=== DATA UNDER STUDY ===
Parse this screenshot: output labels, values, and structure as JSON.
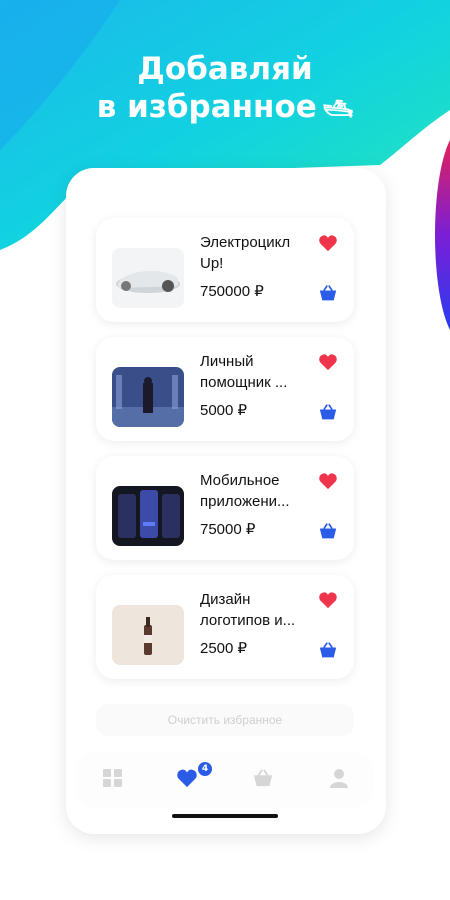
{
  "headline": {
    "line1": "Добавляй",
    "line2": "в избранное",
    "emoji": "🛥"
  },
  "items": [
    {
      "title": "Электроцикл Up!",
      "price": "750000 ₽",
      "thumb": "car-image"
    },
    {
      "title": "Личный помощник ...",
      "price": "5000 ₽",
      "thumb": "assistant-image"
    },
    {
      "title": "Мобильное приложени...",
      "price": "75000 ₽",
      "thumb": "app-image"
    },
    {
      "title": "Дизайн логотипов и...",
      "price": "2500 ₽",
      "thumb": "logo-design-image"
    }
  ],
  "clear_button": "Очистить избранное",
  "tabbar": {
    "tabs": [
      "catalog-icon",
      "favorites-icon",
      "basket-icon",
      "profile-icon"
    ],
    "favorites_badge": "4"
  },
  "colors": {
    "accent": "#2a5ce8",
    "heart": "#f0344b",
    "blob_start": "#14c5e8",
    "blob_end": "#1fe3b8"
  }
}
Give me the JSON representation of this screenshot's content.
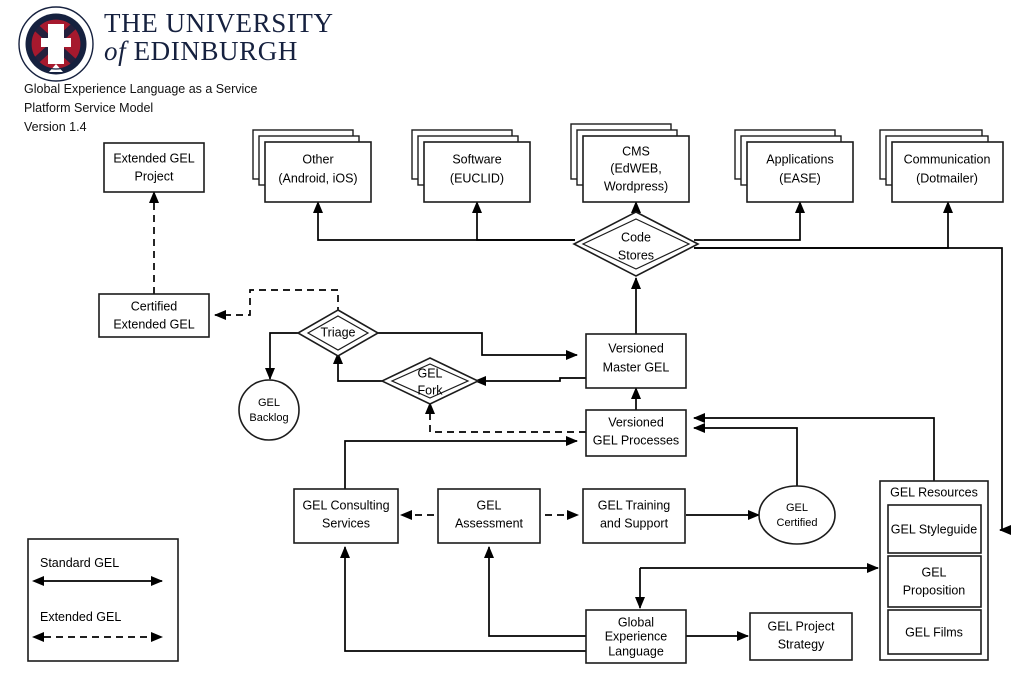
{
  "header": {
    "org_line1": "THE UNIVERSITY",
    "org_of": "of",
    "org_line2": "EDINBURGH",
    "crest_icon": "university-crest-icon",
    "subtitle_1": "Global Experience Language as a Service",
    "subtitle_2": "Platform Service Model",
    "subtitle_3": "Version 1.4"
  },
  "legend": {
    "standard_label": "Standard GEL",
    "extended_label": "Extended GEL",
    "standard_arrow_icon": "solid-double-arrow-icon",
    "extended_arrow_icon": "dashed-double-arrow-icon"
  },
  "nodes": {
    "extended_gel_project": {
      "line1": "Extended GEL",
      "line2": "Project"
    },
    "other": {
      "line1": "Other",
      "line2": "(Android, iOS)"
    },
    "software": {
      "line1": "Software",
      "line2": "(EUCLID)"
    },
    "cms": {
      "line1": "CMS",
      "line2": "(EdWEB,",
      "line3": "Wordpress)"
    },
    "applications": {
      "line1": "Applications",
      "line2": "(EASE)"
    },
    "communication": {
      "line1": "Communication",
      "line2": "(Dotmailer)"
    },
    "code_stores": {
      "line1": "Code",
      "line2": "Stores"
    },
    "certified_extended_gel": {
      "line1": "Certified",
      "line2": "Extended GEL"
    },
    "triage": {
      "line1": "Triage"
    },
    "gel_backlog": {
      "line1": "GEL",
      "line2": "Backlog"
    },
    "gel_fork": {
      "line1": "GEL",
      "line2": "Fork"
    },
    "versioned_master_gel": {
      "line1": "Versioned",
      "line2": "Master GEL"
    },
    "versioned_gel_processes": {
      "line1": "Versioned",
      "line2": "GEL Processes"
    },
    "gel_consulting_services": {
      "line1": "GEL Consulting",
      "line2": "Services"
    },
    "gel_assessment": {
      "line1": "GEL",
      "line2": "Assessment"
    },
    "gel_training_and_support": {
      "line1": "GEL Training",
      "line2": "and Support"
    },
    "gel_certified": {
      "line1": "GEL",
      "line2": "Certified"
    },
    "gel_resources": {
      "title": "GEL Resources"
    },
    "gel_styleguide": {
      "line1": "GEL Styleguide"
    },
    "gel_proposition": {
      "line1": "GEL",
      "line2": "Proposition"
    },
    "gel_films": {
      "line1": "GEL Films"
    },
    "global_experience_language": {
      "line1": "Global",
      "line2": "Experience",
      "line3": "Language"
    },
    "gel_project_strategy": {
      "line1": "GEL Project",
      "line2": "Strategy"
    }
  },
  "colors": {
    "stroke": "#1c1c1c",
    "line": "#000000",
    "brand_navy": "#16213f",
    "crest_red": "#a6192e",
    "background": "#ffffff"
  }
}
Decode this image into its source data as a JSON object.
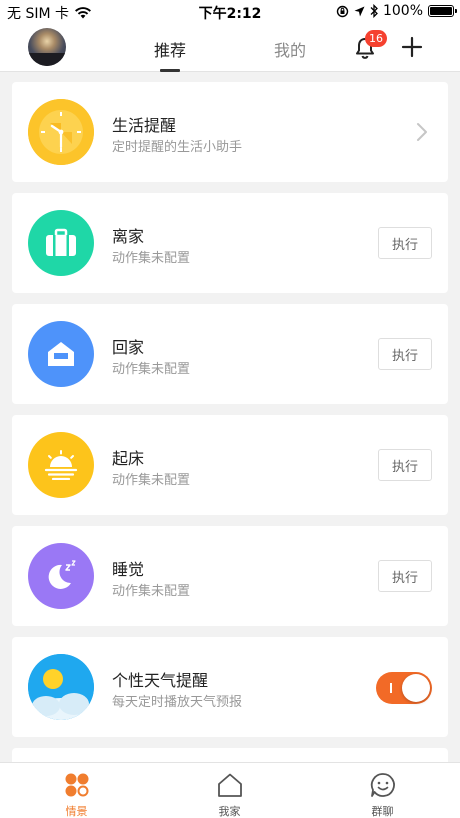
{
  "status_bar": {
    "carrier": "无 SIM 卡",
    "time": "下午2:12",
    "battery": "100%"
  },
  "header": {
    "tabs": [
      {
        "label": "推荐",
        "active": true
      },
      {
        "label": "我的",
        "active": false
      }
    ],
    "notification_count": "16"
  },
  "cards": [
    {
      "title": "生活提醒",
      "subtitle": "定时提醒的生活小助手",
      "action": "chevron",
      "icon": "clock-icon",
      "color": "#fcc42a"
    },
    {
      "title": "离家",
      "subtitle": "动作集未配置",
      "action": "执行",
      "icon": "suitcase-icon",
      "color": "#1fd7a7"
    },
    {
      "title": "回家",
      "subtitle": "动作集未配置",
      "action": "执行",
      "icon": "house-icon",
      "color": "#4e93fa"
    },
    {
      "title": "起床",
      "subtitle": "动作集未配置",
      "action": "执行",
      "icon": "sunrise-icon",
      "color": "#fdc41b"
    },
    {
      "title": "睡觉",
      "subtitle": "动作集未配置",
      "action": "执行",
      "icon": "moon-icon",
      "color": "#9a78f5"
    },
    {
      "title": "个性天气提醒",
      "subtitle": "每天定时播放天气预报",
      "action": "toggle",
      "toggle_on": true,
      "icon": "weather-icon",
      "color": "#1fa8ef"
    }
  ],
  "tabbar": {
    "items": [
      {
        "label": "情景",
        "icon": "scenes-icon",
        "active": true
      },
      {
        "label": "我家",
        "icon": "home-icon",
        "active": false
      },
      {
        "label": "群聊",
        "icon": "chat-icon",
        "active": false
      }
    ]
  },
  "colors": {
    "accent": "#f07d2e",
    "badge": "#f5412f",
    "toggle_on": "#f26a27"
  }
}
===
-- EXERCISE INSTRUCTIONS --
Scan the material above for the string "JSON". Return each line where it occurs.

-- RESPONSE TO THIS EXERCISE --
Parse this screenshot: output labels, values, and structure as JSON.
Give me the JSON representation of this screenshot's content.
Decode this image into its source data as a JSON object.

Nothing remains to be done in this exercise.